Tag Archives: Diaconate

A Renewed Diaconate Completes the Church

by Rev. Archdeacon John Chryssavgis  |  ελληνικά  |  ру́сский

In recent centuries, the diaconate has only enjoyed a symbolical or transitional role in the church. Parish clergy are ordained to the priesthood after serving only briefly as deacons. It is as if they are expected to “move on!” or “move up!” The diaconate has been reduced to little more than a preparation or stepping-stone for the priesthood or episcopate. The latter two stages are often considered more significant for the ordained ministry, whereas the diaconate resembles a kind of sub-priesthood, rarely perceived as a lifelong or permanent office.

But this was not always the case—together with bishop and presbyters, deacons were regarded by Ignatius of Antioch toward the end of the first century as an essential part of the structure of the church, which realizes its unity—most completely and comprehensively—when the community is “with the bishop and the presbyters and the deacons who are with the bishop . . . Without these,” St. Ignatius adds, “[the community] cannot be called a church” (Letter to the Trallians).

St. John Chrysostom reminds us of how the early church perceived deacons when he remarks, “even bishops are called deacons” (Homilies on Philippians 1). Indeed, in the time of the apostles, there is no implication or indication that deacons were a condition or requirement for elevation to priesthood. This is why it is my conviction that there can be no clear understanding of the priesthood—or even of the episcopate—unless we first properly apprehend and appreciate the diaconate in and of itself. Continue Reading…

Bishops and Synods: Testing the Spirits

by Rev. Deacon Nicholas Denysenko  |  ελληνικά

In modernity and postmodernity, bishops and synods have taken varying approaches to testing the spirits and ascertaining what is needed for the renewal of pastoral ministry. The task engaged by the participants in the symposium hosted by the St. Phoebe Center for the Deaconess on October 6-7, 2017, was to consider how the Church might renew the order of the diaconate. My lecture focused on the work of the Moscow Council of 1917-18, especially the conciliar engagement of a process for restoring the patriarchate. I proposed the council’s restoration of the patriarchate offers a pattern for the contemporary discussion of renewing the diaconate, since these are ministries performed by Church orders. Here are three approaches to ministerial renewal from the Moscow Council that can be applied today to the questions posed to bishops and synods as they deliberate the matter of renewing the diaconate: Continue Reading…

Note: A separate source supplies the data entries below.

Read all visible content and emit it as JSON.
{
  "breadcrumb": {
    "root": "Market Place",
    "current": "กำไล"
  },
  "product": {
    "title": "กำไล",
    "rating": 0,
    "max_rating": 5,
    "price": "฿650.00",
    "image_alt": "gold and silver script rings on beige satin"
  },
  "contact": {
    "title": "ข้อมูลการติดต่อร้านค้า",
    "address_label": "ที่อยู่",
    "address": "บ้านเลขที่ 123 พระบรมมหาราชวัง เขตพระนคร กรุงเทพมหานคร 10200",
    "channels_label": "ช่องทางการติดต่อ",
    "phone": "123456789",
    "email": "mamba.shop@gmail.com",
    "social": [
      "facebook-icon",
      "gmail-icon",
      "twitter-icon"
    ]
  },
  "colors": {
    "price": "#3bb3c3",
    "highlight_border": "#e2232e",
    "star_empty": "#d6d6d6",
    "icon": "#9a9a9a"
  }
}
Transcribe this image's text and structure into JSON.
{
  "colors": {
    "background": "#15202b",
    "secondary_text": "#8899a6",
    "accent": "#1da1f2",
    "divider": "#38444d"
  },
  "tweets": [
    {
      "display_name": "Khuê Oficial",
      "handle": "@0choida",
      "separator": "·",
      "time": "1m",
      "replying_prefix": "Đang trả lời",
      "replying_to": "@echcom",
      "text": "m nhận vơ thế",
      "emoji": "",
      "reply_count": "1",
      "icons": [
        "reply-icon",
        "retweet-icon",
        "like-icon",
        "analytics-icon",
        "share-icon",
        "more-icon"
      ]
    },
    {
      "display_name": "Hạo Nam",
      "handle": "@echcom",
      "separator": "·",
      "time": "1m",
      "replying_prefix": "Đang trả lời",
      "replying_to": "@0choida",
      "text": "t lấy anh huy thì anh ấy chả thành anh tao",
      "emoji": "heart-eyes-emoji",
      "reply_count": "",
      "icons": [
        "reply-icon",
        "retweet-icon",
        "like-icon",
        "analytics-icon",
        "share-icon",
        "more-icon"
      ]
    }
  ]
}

Shared Ministry and Divine Grace: Restoring the Diaconate in Orthodoxy

by Rev. Dr. Nicholas Denysenko

bishop-priest-and-deacon-e1488902331793.jpeg

The Orthodox world is buzzing with the recent news report on the ordination of deaconesses in the Patriarchate of Alexandria. To the best of our knowledge, the ordination occurred after the Divine Liturgy in the nave of the temple, and appears to resemble the rite used to ordain subdeacons. This rite includes the presentation of the orarion, handlaying, a prayer, and the washing of the bishop’s hands. The reports do not offer details on the prayer said by the Patriarch. It seems that the Patriarch did not use the Byzantine Rite for the ordination of a deaconess, which takes place at the end of the anaphora (before the deacon intones the litany before the Lord’s Prayer, “Having remembered all the saints”), in the altar, and includes the deaconesses receiving Communion with the other clergy in the altar, according to order. While Patriarch Theodoros II appeared to use the rite for the ordination of subdeacons, the Patriarchate of Alexandria is referring to these newly-ordained women as deaconesses, and has appointed them to perform crucial sacramental and catechetical ministries as part of the Patriarchate’s missionary work. Continue Reading…